• [TASK OBJECTIVE] From the records below, find each line with the string "Adult" and copy it.

• [Collected data]
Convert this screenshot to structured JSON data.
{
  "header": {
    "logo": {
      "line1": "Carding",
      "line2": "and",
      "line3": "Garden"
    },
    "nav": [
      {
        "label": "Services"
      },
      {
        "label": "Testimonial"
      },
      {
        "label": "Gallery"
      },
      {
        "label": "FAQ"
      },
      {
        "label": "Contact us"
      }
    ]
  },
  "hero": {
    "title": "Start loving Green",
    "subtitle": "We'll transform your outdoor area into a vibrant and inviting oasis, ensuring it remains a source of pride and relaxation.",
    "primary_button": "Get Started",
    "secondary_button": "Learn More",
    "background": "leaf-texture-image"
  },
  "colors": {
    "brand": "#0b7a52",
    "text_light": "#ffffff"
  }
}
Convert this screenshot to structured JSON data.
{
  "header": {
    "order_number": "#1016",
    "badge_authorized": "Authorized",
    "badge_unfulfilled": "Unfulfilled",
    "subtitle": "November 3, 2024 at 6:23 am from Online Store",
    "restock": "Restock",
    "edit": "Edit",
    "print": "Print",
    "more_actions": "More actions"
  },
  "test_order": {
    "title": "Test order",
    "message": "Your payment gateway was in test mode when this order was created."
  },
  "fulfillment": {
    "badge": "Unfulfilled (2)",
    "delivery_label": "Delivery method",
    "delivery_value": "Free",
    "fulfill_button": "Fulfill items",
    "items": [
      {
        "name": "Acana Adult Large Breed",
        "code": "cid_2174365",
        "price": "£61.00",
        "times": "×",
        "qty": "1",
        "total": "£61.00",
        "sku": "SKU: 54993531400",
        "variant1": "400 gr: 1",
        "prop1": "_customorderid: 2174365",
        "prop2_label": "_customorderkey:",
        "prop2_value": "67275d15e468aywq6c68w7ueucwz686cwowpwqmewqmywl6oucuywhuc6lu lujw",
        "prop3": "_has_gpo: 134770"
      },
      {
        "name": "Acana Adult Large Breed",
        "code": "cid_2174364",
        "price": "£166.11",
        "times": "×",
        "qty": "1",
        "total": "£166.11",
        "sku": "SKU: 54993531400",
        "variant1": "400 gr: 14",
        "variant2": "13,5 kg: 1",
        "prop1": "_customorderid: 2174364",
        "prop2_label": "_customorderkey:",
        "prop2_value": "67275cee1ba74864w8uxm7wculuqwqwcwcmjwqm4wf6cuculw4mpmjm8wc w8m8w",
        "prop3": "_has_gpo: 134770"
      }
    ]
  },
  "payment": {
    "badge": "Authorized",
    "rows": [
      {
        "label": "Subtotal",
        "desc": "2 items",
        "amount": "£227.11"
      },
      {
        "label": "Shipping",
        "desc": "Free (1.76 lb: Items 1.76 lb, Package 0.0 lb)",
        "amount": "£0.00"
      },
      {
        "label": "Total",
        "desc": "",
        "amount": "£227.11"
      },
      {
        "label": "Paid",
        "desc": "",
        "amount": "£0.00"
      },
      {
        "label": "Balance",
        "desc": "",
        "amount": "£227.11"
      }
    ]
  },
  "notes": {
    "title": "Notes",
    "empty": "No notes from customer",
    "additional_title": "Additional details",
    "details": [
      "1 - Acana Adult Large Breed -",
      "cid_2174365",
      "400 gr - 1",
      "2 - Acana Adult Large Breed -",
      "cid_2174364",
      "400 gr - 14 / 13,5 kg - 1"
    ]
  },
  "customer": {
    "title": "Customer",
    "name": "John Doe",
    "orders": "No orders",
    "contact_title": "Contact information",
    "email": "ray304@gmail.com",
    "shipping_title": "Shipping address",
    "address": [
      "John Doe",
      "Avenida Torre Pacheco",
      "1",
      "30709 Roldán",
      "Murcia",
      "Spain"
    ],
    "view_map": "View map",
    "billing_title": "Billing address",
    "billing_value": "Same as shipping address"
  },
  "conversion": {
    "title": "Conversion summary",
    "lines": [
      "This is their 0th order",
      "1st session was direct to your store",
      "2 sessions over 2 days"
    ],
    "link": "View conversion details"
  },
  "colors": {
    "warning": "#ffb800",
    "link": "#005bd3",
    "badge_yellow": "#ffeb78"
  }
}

• [OUTPUT FOR THIS EXERCISE]
        "name": "Acana Adult Large Breed",
        "name": "Acana Adult Large Breed",
      "1 - Acana Adult Large Breed -",
      "2 - Acana Adult Large Breed -",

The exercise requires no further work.